*** Opening of Material to process ***
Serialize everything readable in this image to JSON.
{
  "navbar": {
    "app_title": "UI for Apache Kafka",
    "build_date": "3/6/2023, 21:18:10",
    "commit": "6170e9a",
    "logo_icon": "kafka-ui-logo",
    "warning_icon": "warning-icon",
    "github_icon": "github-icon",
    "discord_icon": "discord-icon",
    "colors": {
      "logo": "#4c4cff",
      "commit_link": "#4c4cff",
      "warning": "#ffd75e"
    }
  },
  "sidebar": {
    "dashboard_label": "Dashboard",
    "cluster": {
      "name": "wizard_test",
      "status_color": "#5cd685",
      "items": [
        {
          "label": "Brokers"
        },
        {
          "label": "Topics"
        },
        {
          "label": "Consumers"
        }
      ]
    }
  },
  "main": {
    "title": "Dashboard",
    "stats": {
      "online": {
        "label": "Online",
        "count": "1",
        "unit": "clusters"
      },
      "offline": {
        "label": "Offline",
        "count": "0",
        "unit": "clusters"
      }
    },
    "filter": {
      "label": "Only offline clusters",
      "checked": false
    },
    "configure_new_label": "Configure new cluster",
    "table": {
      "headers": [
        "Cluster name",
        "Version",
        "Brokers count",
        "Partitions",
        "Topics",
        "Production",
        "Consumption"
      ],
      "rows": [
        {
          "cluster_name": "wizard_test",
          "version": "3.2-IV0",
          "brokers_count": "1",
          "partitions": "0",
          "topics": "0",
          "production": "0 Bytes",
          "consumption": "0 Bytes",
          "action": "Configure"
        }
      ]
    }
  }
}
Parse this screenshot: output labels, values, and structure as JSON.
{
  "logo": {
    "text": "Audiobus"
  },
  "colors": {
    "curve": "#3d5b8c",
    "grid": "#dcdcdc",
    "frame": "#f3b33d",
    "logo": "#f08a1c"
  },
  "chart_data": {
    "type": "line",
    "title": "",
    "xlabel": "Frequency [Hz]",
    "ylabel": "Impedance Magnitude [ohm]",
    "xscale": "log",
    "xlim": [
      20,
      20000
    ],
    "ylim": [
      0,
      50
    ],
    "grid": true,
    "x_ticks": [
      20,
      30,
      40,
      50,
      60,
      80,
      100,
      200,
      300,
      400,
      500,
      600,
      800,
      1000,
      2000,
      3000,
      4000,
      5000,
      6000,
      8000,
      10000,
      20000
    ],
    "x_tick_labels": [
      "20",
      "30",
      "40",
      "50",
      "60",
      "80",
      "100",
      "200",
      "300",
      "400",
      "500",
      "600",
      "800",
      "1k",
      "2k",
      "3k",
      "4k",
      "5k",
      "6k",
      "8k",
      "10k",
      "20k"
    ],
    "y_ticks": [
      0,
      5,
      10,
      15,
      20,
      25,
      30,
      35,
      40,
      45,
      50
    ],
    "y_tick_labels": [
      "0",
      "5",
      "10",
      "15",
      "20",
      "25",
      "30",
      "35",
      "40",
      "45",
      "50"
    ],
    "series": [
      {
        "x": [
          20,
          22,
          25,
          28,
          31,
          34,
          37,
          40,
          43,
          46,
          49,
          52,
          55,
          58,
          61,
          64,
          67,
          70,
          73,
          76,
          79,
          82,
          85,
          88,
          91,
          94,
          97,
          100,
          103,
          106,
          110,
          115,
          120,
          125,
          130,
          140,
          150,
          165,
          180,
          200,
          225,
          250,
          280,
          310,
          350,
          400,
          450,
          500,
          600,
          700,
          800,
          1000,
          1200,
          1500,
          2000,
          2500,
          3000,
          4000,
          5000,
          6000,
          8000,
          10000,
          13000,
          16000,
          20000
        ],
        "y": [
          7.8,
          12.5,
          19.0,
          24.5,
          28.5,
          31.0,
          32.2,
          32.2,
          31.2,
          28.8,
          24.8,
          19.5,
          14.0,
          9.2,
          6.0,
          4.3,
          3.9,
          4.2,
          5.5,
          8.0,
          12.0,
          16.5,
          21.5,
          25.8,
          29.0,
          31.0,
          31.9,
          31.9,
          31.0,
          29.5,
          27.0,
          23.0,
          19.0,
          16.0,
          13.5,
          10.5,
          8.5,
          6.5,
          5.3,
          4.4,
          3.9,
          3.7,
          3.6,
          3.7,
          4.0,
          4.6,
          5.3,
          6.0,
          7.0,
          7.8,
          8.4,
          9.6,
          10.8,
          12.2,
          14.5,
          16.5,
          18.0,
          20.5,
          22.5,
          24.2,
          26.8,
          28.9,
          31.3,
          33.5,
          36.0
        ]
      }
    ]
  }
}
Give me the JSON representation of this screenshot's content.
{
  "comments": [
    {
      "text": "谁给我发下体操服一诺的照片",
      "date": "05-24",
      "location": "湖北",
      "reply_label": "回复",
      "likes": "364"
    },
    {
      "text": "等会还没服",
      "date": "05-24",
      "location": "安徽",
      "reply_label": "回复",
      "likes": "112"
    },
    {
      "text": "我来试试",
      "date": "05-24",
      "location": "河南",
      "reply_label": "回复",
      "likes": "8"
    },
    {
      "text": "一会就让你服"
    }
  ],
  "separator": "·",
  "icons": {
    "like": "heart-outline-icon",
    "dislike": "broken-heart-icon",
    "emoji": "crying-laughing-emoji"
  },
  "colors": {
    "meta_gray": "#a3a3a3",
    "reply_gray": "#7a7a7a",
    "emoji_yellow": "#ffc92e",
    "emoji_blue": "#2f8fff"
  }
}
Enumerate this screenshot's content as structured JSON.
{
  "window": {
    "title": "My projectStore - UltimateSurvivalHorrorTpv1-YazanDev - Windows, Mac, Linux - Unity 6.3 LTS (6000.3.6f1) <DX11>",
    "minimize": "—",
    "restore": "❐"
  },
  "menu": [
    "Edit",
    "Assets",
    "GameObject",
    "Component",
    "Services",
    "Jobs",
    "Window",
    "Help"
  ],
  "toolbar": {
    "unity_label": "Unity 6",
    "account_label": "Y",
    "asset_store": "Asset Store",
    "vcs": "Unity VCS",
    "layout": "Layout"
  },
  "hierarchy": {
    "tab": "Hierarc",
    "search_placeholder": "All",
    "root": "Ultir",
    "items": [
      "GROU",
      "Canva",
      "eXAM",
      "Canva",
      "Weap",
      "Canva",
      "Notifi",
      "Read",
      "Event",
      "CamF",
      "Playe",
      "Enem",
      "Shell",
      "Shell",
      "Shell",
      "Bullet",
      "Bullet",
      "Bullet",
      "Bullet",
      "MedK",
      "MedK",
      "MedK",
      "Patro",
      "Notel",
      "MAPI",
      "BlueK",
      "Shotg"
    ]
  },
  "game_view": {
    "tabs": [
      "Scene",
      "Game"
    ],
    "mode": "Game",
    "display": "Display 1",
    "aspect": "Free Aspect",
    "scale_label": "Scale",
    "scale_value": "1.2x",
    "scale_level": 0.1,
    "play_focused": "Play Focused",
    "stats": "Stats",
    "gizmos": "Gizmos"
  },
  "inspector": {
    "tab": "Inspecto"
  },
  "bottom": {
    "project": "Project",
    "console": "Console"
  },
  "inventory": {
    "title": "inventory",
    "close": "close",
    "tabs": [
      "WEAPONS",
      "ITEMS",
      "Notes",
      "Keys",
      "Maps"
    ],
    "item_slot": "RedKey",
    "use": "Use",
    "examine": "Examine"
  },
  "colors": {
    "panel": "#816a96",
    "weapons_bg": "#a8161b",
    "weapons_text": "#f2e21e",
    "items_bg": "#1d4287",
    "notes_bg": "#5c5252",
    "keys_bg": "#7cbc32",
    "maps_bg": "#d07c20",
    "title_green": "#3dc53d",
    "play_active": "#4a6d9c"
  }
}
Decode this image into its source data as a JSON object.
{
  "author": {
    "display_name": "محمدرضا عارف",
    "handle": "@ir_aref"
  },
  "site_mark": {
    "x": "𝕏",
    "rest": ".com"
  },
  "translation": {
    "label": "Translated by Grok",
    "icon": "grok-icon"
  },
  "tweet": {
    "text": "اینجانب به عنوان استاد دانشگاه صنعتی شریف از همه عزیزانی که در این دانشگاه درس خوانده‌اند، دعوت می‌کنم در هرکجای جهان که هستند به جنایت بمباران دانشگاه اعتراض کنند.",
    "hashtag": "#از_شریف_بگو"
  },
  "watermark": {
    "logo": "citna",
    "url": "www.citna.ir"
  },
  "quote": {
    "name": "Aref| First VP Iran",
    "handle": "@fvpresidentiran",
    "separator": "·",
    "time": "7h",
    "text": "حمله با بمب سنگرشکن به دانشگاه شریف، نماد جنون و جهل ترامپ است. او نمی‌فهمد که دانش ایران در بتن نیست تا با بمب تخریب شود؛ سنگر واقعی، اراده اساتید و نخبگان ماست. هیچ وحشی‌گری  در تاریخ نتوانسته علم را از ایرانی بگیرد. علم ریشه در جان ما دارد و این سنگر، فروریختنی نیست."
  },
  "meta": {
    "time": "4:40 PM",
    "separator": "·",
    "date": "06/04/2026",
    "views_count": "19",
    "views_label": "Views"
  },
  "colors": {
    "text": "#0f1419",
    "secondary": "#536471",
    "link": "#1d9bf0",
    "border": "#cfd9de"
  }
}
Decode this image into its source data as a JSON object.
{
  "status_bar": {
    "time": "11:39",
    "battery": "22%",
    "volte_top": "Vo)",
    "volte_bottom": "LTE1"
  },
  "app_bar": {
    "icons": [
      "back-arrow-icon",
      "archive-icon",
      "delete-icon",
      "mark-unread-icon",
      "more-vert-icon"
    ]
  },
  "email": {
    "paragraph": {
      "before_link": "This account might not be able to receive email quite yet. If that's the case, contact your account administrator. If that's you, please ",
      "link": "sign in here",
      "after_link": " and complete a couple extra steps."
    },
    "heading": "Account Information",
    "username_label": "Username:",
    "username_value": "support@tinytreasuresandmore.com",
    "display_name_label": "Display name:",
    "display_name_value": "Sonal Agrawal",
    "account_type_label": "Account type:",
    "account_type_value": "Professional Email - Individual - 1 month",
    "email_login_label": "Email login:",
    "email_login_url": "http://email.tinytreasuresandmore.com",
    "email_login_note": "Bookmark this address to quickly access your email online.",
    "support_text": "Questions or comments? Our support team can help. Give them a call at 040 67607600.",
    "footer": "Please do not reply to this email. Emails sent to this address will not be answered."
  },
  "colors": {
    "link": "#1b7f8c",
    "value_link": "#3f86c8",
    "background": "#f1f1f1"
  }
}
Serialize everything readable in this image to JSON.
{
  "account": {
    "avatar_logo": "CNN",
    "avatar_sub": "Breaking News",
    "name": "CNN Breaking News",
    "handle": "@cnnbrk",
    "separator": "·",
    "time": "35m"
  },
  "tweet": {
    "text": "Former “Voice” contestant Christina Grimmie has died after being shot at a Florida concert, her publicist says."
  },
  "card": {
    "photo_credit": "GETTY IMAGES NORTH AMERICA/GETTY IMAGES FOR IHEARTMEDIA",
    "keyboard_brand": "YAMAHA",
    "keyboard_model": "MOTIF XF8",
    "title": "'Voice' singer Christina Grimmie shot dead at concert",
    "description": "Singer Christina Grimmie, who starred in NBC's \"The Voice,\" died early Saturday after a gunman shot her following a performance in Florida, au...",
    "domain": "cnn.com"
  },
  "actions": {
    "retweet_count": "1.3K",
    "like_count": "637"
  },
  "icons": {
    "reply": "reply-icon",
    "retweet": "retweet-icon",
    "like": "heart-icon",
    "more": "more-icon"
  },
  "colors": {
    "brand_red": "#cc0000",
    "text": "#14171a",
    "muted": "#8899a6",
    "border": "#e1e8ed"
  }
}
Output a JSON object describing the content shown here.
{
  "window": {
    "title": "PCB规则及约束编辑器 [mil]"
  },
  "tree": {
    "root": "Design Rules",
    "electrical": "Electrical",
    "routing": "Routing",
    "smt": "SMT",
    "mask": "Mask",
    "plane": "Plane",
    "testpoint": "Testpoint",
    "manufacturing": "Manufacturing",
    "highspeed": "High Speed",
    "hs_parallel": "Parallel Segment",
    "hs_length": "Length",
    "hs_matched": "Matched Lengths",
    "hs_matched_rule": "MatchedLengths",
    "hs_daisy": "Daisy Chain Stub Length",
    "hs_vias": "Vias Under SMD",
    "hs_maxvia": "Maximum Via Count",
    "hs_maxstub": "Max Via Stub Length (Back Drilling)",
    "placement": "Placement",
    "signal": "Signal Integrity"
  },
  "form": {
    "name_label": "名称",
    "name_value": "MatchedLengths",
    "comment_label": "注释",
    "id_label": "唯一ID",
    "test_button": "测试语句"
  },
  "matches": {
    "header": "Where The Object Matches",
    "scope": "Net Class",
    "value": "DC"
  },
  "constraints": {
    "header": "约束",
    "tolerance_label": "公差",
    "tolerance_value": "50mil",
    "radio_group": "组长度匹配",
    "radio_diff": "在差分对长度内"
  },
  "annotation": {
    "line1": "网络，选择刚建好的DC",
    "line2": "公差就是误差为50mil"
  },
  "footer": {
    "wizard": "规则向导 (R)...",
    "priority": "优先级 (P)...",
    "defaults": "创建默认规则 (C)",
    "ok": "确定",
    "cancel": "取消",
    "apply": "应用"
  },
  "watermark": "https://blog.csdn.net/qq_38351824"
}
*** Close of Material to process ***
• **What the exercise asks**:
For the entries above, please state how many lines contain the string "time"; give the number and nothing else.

• **Written answer**:
4